Data records for software interfaces –
⟨

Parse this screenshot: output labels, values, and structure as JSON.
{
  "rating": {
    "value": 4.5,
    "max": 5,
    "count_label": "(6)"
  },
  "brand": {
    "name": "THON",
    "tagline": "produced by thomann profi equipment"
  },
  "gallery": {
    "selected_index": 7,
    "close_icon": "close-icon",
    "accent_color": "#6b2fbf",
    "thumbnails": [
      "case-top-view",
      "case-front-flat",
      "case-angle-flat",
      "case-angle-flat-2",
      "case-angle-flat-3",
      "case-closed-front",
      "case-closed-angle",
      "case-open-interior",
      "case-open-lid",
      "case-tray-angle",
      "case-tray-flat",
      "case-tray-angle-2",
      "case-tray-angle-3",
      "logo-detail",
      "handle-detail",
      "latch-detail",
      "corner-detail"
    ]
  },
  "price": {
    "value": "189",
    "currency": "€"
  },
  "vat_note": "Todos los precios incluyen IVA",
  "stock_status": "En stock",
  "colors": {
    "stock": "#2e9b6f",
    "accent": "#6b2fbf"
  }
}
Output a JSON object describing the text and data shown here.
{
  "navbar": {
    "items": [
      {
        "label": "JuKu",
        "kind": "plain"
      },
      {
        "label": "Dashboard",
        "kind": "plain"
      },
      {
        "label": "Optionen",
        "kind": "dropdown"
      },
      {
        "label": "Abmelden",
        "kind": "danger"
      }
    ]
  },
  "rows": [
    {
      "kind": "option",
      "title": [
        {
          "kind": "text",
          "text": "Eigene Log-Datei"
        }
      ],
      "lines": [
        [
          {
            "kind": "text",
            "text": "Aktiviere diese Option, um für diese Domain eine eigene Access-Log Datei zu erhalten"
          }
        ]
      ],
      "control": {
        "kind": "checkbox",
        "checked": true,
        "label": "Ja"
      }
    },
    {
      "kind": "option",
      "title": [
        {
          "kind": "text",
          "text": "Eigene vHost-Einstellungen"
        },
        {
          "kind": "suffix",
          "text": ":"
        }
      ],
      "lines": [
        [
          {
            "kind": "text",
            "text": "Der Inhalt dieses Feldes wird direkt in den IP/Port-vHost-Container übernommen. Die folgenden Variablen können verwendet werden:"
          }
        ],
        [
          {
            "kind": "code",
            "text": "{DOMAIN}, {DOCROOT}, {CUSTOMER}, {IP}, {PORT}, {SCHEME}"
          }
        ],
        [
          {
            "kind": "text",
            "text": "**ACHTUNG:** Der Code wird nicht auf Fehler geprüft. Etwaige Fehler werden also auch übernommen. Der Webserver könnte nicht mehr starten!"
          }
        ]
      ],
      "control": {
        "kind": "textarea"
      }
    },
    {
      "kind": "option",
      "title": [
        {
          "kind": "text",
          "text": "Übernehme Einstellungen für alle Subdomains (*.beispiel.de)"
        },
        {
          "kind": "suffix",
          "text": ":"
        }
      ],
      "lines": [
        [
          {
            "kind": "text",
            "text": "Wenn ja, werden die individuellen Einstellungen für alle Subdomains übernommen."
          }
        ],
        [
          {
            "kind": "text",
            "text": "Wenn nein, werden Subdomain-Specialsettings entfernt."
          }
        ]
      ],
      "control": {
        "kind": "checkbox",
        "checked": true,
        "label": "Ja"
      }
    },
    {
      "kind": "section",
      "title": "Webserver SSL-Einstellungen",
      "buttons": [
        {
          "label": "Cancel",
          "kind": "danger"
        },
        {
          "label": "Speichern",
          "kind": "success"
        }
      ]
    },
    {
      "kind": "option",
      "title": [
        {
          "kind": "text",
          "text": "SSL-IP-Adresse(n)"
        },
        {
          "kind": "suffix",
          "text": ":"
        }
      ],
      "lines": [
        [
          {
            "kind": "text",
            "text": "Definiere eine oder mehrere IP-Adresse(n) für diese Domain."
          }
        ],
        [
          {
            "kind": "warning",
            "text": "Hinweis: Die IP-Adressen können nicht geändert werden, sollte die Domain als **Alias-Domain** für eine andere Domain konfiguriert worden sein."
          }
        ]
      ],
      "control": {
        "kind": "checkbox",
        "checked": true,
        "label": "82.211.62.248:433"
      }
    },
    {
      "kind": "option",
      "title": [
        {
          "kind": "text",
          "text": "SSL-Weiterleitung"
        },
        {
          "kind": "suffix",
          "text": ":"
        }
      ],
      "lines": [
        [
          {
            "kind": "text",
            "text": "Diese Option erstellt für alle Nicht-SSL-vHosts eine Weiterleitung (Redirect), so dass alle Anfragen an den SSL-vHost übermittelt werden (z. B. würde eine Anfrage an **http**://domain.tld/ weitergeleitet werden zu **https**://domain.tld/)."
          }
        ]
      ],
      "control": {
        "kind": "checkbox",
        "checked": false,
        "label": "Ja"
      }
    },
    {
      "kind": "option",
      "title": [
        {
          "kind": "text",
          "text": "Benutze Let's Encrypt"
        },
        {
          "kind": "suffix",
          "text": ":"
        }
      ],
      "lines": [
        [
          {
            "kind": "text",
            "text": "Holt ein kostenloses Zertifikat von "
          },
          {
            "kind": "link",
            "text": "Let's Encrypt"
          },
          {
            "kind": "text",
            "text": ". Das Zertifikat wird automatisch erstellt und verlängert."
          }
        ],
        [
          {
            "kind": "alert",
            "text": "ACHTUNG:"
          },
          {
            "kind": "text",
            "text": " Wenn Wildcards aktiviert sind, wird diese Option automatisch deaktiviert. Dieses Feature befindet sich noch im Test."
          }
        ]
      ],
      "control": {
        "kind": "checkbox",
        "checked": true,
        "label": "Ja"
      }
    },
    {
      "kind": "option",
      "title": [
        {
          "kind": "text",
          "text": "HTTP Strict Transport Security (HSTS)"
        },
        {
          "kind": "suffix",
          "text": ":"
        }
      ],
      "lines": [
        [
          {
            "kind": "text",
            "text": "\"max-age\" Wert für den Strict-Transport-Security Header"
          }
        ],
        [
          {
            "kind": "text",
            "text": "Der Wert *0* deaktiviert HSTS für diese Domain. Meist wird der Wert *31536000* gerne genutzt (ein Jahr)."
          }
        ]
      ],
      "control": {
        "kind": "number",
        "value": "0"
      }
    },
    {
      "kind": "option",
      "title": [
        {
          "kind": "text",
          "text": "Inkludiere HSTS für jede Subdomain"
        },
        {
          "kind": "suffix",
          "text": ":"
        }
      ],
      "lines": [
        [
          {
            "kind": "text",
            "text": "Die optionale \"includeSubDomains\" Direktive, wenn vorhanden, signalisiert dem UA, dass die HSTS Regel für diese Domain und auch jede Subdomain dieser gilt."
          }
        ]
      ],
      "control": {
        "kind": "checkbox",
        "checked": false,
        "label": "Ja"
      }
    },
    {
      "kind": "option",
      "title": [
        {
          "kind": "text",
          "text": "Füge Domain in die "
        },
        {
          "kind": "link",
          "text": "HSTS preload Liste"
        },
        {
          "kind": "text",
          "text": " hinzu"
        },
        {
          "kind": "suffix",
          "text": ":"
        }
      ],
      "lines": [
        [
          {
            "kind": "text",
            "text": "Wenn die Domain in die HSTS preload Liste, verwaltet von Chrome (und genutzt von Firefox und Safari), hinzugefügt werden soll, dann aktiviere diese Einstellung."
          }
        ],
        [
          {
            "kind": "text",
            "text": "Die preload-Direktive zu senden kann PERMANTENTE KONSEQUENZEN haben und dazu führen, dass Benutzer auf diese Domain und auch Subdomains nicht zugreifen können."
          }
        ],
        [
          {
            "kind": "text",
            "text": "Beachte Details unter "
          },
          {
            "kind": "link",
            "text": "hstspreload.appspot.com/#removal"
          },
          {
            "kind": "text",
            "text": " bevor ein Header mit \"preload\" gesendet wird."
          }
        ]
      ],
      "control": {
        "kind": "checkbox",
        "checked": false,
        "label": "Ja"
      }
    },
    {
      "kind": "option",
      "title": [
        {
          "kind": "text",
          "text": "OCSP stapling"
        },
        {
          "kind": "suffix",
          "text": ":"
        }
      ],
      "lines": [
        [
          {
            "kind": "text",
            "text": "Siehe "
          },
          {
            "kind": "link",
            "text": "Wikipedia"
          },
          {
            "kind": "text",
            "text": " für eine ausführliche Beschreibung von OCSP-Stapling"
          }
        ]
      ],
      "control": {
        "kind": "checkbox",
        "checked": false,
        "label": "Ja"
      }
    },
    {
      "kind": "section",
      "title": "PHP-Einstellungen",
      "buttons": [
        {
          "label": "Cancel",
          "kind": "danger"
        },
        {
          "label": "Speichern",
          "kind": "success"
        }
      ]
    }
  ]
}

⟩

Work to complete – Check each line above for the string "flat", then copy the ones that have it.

Your response –
      "case-front-flat",
      "case-angle-flat",
      "case-angle-flat-2",
      "case-angle-flat-3",
      "case-tray-flat",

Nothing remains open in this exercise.